DATA UNDER STUDY below:
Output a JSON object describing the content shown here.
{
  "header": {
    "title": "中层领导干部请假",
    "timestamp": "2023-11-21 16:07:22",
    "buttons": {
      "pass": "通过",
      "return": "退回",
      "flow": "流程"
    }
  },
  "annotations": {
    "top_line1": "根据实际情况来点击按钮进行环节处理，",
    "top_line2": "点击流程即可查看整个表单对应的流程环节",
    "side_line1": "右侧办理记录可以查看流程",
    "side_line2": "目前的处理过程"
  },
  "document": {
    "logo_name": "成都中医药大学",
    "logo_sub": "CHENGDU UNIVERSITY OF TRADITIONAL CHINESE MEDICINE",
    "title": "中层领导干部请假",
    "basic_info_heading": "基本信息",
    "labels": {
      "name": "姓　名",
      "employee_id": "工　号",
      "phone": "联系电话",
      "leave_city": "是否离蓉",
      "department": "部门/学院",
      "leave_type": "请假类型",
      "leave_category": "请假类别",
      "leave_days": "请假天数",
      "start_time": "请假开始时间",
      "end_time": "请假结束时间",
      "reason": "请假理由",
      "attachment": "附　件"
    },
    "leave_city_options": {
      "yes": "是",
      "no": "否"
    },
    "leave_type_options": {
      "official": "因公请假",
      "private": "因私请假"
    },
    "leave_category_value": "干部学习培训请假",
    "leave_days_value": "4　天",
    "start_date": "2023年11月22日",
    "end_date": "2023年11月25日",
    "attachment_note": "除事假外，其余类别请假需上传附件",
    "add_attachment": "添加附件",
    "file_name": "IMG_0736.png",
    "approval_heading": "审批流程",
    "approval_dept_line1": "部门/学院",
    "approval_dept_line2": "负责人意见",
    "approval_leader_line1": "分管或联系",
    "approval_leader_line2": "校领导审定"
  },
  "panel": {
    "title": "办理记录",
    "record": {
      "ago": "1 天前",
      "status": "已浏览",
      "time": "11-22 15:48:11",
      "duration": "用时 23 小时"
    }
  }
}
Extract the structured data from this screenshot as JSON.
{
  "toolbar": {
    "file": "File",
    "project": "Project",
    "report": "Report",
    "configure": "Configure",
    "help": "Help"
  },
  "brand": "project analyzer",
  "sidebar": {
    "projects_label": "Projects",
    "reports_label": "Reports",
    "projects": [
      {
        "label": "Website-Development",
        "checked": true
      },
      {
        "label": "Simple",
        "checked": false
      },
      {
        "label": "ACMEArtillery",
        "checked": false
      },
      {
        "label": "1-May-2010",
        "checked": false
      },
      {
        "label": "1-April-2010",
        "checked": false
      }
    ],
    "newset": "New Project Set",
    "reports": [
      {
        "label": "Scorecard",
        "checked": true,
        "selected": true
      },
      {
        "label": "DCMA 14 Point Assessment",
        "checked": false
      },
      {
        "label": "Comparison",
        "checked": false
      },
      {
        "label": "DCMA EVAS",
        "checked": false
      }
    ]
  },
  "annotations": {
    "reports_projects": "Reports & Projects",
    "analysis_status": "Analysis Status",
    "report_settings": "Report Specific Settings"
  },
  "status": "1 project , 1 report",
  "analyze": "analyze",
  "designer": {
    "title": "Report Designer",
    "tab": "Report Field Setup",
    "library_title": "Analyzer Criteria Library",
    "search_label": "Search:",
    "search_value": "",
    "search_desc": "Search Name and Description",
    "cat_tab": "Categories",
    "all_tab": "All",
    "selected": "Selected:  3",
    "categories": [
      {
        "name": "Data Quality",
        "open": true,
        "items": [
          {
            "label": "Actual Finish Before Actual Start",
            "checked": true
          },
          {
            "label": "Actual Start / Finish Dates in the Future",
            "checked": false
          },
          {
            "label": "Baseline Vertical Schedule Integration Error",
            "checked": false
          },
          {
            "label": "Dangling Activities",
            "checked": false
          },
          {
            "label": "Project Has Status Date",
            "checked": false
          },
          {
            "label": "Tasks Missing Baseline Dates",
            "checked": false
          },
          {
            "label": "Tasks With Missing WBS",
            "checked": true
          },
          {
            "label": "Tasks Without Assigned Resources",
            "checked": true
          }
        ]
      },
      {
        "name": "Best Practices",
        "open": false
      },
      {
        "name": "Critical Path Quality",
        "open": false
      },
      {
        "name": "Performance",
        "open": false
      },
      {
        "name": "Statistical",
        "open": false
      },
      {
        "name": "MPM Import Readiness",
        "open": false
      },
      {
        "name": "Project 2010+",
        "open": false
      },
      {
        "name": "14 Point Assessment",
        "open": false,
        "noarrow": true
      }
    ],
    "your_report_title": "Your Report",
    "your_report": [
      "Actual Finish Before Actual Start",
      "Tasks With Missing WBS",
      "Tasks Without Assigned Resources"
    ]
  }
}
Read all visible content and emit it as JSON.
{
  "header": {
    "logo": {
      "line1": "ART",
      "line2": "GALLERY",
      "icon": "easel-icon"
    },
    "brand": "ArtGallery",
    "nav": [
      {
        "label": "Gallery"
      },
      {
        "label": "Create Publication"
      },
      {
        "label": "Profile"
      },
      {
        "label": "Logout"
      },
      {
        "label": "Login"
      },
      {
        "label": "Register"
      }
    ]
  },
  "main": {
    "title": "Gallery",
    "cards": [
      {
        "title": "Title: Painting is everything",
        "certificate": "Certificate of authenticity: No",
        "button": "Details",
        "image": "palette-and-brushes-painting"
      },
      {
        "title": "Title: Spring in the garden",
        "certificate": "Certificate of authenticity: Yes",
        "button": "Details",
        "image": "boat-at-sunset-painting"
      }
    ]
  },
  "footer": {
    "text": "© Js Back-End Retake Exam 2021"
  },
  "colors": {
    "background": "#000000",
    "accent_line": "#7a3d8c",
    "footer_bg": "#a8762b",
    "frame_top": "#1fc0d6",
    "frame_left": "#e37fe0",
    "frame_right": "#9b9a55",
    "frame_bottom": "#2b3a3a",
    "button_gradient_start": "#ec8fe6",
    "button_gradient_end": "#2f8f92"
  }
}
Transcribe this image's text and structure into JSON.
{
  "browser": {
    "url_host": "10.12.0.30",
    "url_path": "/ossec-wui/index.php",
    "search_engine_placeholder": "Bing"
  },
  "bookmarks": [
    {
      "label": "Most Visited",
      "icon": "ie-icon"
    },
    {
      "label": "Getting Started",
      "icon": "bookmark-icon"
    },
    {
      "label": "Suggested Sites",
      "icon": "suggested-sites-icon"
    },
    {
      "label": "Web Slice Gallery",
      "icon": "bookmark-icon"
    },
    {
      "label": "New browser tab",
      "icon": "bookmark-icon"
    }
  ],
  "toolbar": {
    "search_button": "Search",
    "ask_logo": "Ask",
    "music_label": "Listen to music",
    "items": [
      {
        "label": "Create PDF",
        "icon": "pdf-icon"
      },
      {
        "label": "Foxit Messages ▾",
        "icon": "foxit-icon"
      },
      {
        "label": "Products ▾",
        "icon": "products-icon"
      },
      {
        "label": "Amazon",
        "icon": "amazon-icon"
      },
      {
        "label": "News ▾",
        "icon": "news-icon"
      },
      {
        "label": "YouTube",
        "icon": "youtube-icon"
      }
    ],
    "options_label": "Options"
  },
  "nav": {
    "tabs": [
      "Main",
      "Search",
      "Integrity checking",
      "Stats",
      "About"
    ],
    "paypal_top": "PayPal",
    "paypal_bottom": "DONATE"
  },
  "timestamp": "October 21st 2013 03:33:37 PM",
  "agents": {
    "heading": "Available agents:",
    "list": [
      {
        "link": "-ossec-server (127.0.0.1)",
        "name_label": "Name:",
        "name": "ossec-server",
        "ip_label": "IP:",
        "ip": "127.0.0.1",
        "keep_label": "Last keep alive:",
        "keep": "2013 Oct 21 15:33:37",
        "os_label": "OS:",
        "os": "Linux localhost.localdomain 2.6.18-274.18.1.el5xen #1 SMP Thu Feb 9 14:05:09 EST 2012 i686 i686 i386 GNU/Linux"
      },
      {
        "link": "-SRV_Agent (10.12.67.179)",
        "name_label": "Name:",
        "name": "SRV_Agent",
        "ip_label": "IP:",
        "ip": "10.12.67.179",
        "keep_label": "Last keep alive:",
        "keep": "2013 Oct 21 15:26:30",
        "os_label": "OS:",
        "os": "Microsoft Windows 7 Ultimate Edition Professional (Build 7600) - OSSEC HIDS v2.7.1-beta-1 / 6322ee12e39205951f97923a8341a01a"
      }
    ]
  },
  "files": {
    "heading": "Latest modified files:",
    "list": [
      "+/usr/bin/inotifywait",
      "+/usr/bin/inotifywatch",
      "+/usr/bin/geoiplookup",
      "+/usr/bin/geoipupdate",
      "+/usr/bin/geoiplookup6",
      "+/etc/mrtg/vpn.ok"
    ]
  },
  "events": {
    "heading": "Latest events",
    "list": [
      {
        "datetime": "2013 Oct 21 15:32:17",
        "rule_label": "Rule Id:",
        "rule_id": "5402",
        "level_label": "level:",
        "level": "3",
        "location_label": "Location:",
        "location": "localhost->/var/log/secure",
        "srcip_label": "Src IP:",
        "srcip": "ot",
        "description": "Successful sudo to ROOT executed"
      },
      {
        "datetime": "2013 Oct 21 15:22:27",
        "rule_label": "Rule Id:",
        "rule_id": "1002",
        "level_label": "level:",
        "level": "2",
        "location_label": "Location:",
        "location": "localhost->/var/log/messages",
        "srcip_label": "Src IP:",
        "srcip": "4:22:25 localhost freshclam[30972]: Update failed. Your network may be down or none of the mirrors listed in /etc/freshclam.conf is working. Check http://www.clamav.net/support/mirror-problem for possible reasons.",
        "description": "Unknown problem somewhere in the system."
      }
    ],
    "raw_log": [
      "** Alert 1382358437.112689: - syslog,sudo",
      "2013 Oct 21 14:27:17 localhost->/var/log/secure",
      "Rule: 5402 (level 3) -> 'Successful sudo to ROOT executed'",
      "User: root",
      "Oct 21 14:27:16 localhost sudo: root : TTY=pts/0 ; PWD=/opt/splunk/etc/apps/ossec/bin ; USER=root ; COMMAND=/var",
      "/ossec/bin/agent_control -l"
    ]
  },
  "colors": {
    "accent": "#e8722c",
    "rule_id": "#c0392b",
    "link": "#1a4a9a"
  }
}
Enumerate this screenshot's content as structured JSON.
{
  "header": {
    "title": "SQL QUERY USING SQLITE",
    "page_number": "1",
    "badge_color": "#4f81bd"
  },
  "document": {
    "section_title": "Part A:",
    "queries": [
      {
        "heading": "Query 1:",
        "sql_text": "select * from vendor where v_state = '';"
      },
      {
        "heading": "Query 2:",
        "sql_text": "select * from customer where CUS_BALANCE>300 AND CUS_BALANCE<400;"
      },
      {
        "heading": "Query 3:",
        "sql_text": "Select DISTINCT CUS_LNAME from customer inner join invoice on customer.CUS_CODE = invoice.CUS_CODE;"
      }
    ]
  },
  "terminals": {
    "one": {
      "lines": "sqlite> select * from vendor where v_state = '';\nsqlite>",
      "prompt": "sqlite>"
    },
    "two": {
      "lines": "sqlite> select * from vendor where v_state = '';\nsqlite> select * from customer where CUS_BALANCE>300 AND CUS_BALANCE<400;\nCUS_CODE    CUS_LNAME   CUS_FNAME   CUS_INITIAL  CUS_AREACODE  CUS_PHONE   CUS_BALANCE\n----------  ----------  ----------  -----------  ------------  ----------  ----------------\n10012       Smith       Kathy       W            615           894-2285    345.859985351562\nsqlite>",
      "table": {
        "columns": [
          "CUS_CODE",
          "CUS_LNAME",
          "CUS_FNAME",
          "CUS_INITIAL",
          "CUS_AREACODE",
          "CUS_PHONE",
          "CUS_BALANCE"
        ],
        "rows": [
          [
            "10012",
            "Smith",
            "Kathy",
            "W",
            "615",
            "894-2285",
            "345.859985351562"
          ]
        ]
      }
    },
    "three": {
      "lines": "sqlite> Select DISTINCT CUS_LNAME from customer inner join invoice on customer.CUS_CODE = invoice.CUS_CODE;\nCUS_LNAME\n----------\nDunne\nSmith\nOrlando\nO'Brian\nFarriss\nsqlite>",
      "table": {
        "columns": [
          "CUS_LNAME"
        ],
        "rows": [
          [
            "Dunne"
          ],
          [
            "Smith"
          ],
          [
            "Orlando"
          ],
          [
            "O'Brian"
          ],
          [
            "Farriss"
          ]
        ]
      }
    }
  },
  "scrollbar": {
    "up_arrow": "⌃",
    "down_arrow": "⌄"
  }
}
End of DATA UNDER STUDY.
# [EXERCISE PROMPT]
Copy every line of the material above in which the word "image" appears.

# [YOUR RESPONSE]
        "image": "palette-and-brushes-painting"
        "image": "boat-at-sunset-painting"
Transcribe this image's text and structure into JSON.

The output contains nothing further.